All Commentary
Wednesday, December 16, 2015

When Does Terrorism Justify Closing the Border?

Answer: thousands of times worse than it is

Some prominent conservatives like Larry KudlowDavid Bossie, and Ann Coulter have now called for a complete moratorium on immigration because of the threat of Islamic terrorism.

However, they all focus on the benefits and neglect the costs of such a policy. An immigration moratorium will cost the US economy about $200 billion annually on net, even if it is successful at significantly reducing terrorism.

Costs of Terrorism and the Benefits of an Immigration Moratorium

According to the New America Foundation, jihadists have killed 45 Americans on US soil since 9/11. John Mueller estimates that each murder by jihadists costs about $15 million — double that of other deaths.

That means the cost of jihadist terrorism on American soil, just taking in to account the loss of life, is about $50 million a year since 9/11. Let’s double that to $100 million to try and take account of other costs, excluding counter-terrorism spending. 

Under the most pessimistic assumptions, 73 percent of convicted terrorists in the decade after 9/11 were foreign-born. Assuming that those 73 percent of immigrant terrorists are responsible for 73 percent of the jihadist murders since 9/11, their annual cost is $73 million.

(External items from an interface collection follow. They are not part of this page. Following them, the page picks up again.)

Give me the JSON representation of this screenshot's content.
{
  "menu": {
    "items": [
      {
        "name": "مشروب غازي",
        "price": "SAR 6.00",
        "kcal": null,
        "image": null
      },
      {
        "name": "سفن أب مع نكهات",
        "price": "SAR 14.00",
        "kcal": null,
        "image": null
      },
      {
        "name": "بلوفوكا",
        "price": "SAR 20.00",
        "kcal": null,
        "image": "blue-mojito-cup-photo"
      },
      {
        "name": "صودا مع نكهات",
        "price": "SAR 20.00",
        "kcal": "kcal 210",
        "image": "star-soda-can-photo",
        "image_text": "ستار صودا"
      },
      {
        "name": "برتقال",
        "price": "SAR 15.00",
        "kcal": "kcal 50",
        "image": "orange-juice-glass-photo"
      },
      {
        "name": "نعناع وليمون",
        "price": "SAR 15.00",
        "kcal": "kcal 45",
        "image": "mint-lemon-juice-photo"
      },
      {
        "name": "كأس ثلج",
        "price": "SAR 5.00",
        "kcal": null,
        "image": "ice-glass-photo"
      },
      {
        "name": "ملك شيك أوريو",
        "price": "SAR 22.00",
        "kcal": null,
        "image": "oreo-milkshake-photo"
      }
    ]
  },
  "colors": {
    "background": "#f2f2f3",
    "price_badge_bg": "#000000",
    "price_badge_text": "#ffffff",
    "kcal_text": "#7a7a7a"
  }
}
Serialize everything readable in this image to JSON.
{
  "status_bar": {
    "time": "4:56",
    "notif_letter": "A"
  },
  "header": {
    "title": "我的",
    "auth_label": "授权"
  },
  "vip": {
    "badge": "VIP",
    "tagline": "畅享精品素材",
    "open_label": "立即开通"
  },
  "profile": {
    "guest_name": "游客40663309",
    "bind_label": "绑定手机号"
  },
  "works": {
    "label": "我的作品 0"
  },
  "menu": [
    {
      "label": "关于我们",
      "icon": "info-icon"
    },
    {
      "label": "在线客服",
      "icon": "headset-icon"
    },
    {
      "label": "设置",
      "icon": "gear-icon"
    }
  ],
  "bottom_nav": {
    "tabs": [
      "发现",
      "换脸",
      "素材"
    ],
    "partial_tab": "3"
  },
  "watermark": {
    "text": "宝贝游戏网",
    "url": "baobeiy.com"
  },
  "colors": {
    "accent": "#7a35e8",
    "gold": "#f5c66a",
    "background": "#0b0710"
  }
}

At best, assuming there are no immigrant terrorists currently in the United States, the benefits of reducing terrorism via an immigration moratorium are $73 million annually.

Costs of a Moratorium

Of course, measuring just the benefits of a moratorium is only half of the relevant calculation. We must also estimate the economic costs of a moratorium on all future immigration. Professor Benjamin Powell of Texas Tech University estimated the economic costs of a total immigration moratorium at $229 billion annually — $193 billion in rent-seeking costs and an additional loss of the conservatively estimated $36 billion annual immigration surplus.

For the purposes of this projection, I’m going to round down the economic costs of a moratorium to a mere $200 billion annually. Thus, an immigration moratorium that eliminates 73 percent of Islamic terrorism in the US will produce a net cost to our economy of $199,927,000,000 a year.

Under the current threat faced by Islamic terrorism, the cost of a moratorium is about 2,000 times as great as the benefits under assumptions that greatly exaggerate the threat and undercount the costs. A moratorium produces huge economic costs for very minor benefits. 

When Is a Moratorium Worth It?

There are situations where a total moratorium on immigration would be a cost effective counter-terrorism measure, assuming there are no cheaper or more effective security options available.

For an immigration moratorium that costs the US economy $200 billion annually and reduces the number of terrorist murders by 73 percent, it would have to prevent 800 San Bernardino-sized terrorist attacks each year (73 percent of the 1,096) just to break even as a counter-terrorism policy — leaving 296 additional attacks a year undeterred (see Table 1, row 4).

If we lived in such a dire security situation, 15,344 Americans inside of the United States would be murdered each year by Islamic terrorists and we would be suffering almost 5.6 San Bernardino-level attacks per week.

As tragic and brutal as the San Bernardino terrorist attack was, we can all be grateful that such attacks are rare and that the number Americans actually murdered by jihadists every year is about one-five-thousandth of that number.

Table 1: Breakeven Costs of Terrorist Attacks and Immigration Moratorium

Risk Reduction (Percent)

San Bernardino

Boston Marathon

September 11th

































Source: Table design and formulas from Chasing Ghosts by John Mueller and Mark Stewart, pp. 140-147. Mueller and Stewart estimated the costs for the Boston Marathon and 9/11 attacks, while I estimated the costs for Fort Hood and San Bernardino.


A moratorium on all immigration to reduce the threat of Islamic terrorism will cost about $200 billion a year more than it will produce in benefits under the very generous, and unrealistic, assumptions I’ve made here. Security is an important service vital to the maintenance and prosperity of every civilization, but we must still judge its worth using the same economic cost-benefit tools we apply to every other decision.

Although the threat from immigrant-caused terrorism is low, some small immigration reforms like allowing immigration agents to search social media or to focus their efforts entirely on detecting security concerns rather than fake marriages will be far more cost effective than a $200 billion annual immigration moratorium. Perhaps we should try those methods first.

A version of this post first appeared at Cato @ Liberty.

  • Alex Nowrasteh is the immigration policy analyst at the Cato Institute’s Center for Global Liberty and Prosperity.